The first book, Belt of Truth, introduces us to nine-year-old George and his little brother Erik who are both accepted into Knight’s School. Very quickly, George learns that his first challenge will be to tell the truth – the WHOLE truth – in order to earn the Belt of Truth, which is the first part of the Knight’s armour.

 Theresa Linden has cleverly created six stories to correlate with the Armour of God as described in Ephesians.  In each book we follow George as he earns each piece of the armour by demonstrating that he is worthy.  I found the first book to be engaging and fun to read.  The characters were recognizable, and children will relate to George’s antics – and his efforts to cover up his mistakes. By book’s end, George has told the truth and confessed his wrong doings.

The illustrative sketches in the book are also drawn by Theresa Linden and clearly help the reader to follow the story and the characters. This first book has set up the premise well and hinted at things to come.  The characters are relatable, and it is quite simply an easy and fun book to read.

Books one and two of the series are currently available.  I can’t wait to read the whole series and see how George graduates from Knight School!

You can buy this book from Amazon HERE

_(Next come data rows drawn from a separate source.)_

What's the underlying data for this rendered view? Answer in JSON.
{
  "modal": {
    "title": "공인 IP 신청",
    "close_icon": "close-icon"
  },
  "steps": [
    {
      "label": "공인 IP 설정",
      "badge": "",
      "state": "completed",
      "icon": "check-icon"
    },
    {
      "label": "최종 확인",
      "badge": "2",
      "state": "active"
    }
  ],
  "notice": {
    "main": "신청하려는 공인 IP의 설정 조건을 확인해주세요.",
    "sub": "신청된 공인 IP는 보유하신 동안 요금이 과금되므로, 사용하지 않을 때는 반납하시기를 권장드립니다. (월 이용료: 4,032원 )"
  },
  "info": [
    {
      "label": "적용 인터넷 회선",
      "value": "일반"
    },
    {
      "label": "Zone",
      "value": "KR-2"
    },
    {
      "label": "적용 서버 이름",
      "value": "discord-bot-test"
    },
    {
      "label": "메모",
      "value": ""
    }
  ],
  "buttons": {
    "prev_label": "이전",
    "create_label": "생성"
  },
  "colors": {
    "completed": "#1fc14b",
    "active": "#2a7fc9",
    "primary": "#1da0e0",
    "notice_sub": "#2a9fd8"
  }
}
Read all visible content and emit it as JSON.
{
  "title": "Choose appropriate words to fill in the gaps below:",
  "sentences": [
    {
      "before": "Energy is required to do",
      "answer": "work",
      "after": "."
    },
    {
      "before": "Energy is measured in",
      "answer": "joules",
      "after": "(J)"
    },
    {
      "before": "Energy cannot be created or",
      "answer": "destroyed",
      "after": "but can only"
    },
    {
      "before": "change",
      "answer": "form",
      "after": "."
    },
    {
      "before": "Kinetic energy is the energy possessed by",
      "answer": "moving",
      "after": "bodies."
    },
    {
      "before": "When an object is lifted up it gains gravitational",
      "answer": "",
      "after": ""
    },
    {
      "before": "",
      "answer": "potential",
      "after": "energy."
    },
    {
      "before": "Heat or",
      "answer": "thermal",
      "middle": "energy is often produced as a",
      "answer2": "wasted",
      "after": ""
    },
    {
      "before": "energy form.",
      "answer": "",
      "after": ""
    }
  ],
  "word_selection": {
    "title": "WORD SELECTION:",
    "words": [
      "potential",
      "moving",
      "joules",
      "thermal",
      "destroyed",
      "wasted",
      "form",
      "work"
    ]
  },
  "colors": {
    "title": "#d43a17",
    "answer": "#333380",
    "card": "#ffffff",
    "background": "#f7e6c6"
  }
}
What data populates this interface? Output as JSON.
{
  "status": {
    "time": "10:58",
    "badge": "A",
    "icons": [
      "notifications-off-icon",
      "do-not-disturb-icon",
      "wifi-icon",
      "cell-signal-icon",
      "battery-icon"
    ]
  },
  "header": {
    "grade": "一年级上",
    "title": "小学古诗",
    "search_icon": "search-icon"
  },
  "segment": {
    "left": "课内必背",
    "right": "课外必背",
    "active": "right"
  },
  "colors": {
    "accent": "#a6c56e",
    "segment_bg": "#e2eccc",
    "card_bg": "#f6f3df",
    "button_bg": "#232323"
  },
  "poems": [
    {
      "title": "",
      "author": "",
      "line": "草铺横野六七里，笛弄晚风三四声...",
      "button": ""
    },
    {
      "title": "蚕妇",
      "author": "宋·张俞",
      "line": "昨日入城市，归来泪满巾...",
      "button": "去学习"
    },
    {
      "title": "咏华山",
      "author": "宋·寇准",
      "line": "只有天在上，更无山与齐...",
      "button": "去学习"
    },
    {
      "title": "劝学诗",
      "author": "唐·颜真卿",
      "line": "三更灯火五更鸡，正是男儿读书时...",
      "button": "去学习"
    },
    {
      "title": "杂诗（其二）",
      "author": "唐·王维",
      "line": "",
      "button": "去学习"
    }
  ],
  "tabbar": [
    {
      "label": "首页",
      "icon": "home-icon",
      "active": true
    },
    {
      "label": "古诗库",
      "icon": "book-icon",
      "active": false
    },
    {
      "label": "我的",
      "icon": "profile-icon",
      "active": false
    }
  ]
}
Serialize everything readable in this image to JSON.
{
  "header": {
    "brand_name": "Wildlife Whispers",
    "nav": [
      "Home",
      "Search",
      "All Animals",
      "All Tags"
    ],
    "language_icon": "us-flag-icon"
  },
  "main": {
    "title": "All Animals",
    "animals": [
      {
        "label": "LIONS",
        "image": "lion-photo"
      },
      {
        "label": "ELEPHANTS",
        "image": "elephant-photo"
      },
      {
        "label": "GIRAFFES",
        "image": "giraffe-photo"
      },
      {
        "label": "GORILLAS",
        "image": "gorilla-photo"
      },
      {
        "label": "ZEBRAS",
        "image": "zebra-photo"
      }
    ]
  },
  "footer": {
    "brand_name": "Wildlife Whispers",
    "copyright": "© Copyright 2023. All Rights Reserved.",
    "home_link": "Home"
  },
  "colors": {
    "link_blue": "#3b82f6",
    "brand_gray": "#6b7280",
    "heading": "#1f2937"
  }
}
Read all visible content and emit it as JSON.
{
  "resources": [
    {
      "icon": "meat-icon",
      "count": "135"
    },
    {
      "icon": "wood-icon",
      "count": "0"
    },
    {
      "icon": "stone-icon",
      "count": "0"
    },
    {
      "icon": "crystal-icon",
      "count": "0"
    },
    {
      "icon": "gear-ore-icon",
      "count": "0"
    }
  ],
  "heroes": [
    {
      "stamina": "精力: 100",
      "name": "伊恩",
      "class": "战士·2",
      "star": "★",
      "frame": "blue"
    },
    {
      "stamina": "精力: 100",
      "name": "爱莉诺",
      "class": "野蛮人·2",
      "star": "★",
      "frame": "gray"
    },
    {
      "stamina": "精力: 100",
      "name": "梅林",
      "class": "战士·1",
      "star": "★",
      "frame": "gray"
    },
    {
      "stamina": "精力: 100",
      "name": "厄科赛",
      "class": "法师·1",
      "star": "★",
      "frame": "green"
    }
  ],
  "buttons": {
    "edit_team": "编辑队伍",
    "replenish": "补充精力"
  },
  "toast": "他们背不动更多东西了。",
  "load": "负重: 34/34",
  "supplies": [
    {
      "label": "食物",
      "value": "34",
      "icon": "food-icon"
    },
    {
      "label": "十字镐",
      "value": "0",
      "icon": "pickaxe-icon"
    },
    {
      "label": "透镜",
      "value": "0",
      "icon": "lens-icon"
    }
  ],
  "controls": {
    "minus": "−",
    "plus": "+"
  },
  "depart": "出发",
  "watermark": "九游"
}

Or from Theresa Linden’s website: HERE

Theresa Linden

Teacher and Homeschool Ideas.

This is the sort of book I would have had so much fun with as a homeschool teacher.

  • For writing and fun you could ask children to write and perform a short play in their new soldier outfits. Ask them to make the theme: Telling the truth.
  • A family or class discussion is a good way to explore the notion of Truth, and the temptation to be untruthful. Here are some questions that could also be used as a short answer writing assignment:
  • Can you think of a time you were lied to? How did it make you feel?
  • Can you think of a time you weren’t truthful?
  • Why is George untruthful in the story?
  • What makes George tell the truth in the end of the story?
  • Do you think George was sorry that he had lied?
  • Do you think that George earned his Belt of Truth?